Esch-sur-Sūre Castle, locally also known under its German name Burg Esch-an-der-Sauer, lies in the
small village with the same name, south of the town of Wiltz in Luxembourg. The village is situated
in a sharp curve of the meandering Sūre river.
Esch-sur-Sūre Castle was probably built by a certain Megingaud, somewhere around 927, after he had
acquired the lands through an exchange with the abbey of Stavelot. He built the still existing square
The brothers Heinrich I and Godfrid I, Lords of Esch an der Sauer at the end of the 11th century took
part in the First Crusade in 1097. This kept them from undertaking building works at their castle.
Heinrich died in Mesopotamia.
The two last lords in the line of Counts of Esch-sur-Sūre enlarged the castle in Gothic style in the
13th century. During the 15th century, because of the spreading use of gunpowder, a wall with two
towers was built around the village. Parts of this wall still exist. The round watchtower, named
the Lochturm opposite the keep was also built in the 15th century.
The decline of Esch-sur-Sūre Castle began in middle of the 16th century. After the French troops of
King Louis XIV had taken the fortress of Luxembourg city at the end of the 17th century, they started
to dismantle the castles in Luxembourg. Esch-sur-Sūre Castle also suffered that fate. Because its
lords mostly resided abroad the castle fell into disrepair during the 18th century.
In the middle of the 19th century the castle came into private hands. When the French writer Victor
Hugo visited Esch-sur-Sūre Castle in 1871 the castle was still inhabited by several families. In 1906
the Romanesque castle chapel was restored.

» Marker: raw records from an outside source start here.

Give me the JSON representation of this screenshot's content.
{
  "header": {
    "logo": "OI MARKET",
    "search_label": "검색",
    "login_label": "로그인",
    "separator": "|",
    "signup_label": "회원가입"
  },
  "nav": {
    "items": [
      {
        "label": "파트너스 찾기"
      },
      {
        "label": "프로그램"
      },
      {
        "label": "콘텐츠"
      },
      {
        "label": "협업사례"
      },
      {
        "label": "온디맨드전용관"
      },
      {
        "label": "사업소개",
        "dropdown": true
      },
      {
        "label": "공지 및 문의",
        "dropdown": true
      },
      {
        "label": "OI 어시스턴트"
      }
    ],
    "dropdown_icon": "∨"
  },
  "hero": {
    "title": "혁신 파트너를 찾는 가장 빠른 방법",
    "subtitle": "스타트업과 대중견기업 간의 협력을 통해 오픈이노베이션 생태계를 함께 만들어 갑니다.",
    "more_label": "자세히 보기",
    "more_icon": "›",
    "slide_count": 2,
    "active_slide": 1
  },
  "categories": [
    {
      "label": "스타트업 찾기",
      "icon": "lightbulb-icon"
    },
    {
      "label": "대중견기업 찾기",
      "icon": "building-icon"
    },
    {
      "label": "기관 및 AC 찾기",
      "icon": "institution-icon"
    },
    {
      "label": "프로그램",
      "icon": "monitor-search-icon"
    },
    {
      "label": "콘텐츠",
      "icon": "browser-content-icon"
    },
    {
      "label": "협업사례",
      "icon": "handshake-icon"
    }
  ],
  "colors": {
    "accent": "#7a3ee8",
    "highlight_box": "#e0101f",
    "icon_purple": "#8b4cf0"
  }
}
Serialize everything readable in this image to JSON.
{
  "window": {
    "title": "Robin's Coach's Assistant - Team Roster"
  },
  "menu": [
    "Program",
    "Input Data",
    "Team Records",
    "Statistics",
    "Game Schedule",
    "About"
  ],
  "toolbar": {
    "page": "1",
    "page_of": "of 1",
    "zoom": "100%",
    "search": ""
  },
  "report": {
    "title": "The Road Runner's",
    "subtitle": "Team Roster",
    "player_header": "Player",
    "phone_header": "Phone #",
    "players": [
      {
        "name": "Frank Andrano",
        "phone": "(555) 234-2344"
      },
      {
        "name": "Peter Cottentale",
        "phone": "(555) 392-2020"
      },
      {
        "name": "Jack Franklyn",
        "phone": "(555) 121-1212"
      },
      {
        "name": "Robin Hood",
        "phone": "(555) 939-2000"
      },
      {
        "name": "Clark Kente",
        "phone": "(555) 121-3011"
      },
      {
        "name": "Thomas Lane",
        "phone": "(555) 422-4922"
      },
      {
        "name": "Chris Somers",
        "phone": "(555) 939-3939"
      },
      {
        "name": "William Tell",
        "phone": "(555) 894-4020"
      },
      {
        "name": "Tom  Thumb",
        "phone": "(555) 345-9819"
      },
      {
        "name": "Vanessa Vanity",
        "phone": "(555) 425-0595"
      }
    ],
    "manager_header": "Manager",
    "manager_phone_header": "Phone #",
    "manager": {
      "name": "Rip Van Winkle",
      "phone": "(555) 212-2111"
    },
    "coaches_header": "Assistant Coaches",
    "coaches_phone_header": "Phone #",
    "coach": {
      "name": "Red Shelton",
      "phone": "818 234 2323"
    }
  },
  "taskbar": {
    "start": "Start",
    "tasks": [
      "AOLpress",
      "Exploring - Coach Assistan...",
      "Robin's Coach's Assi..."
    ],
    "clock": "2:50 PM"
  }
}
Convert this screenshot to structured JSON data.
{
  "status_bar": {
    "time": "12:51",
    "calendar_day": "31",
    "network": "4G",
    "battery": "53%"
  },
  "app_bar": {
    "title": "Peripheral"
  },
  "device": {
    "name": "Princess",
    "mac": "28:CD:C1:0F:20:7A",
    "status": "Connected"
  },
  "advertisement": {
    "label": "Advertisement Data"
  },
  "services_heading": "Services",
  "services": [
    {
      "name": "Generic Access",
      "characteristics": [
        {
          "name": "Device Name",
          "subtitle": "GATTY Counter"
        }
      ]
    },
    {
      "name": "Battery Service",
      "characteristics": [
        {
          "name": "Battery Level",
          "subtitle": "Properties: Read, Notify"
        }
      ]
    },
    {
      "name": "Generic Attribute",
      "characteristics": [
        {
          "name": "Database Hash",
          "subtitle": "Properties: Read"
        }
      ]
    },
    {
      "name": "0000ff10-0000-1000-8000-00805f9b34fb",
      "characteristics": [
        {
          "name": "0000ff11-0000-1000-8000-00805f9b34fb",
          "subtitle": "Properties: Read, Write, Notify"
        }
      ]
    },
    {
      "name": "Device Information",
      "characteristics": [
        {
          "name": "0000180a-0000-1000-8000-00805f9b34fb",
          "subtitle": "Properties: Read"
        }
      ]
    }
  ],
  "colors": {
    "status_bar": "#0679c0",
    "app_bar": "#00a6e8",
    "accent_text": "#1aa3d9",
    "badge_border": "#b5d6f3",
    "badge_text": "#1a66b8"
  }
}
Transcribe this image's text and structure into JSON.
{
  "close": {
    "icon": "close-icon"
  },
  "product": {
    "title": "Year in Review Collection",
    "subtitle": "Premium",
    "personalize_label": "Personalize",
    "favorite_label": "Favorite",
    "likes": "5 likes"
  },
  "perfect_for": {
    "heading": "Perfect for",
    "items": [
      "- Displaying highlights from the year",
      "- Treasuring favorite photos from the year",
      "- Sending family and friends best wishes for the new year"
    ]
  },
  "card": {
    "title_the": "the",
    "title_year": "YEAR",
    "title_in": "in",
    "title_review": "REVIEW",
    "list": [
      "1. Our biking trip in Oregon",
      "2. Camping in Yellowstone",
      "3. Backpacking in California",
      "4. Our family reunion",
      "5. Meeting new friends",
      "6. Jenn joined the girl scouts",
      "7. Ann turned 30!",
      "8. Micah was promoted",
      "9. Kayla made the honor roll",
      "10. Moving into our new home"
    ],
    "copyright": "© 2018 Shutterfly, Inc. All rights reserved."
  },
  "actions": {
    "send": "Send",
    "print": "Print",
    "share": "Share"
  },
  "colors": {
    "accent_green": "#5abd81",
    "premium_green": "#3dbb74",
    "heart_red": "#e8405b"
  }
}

At present the ruins of this small but nice castle in this friendly village are freely accessible at
daytime. The castle has its own website at Castle Esch-sur-Sūre.
Back to top.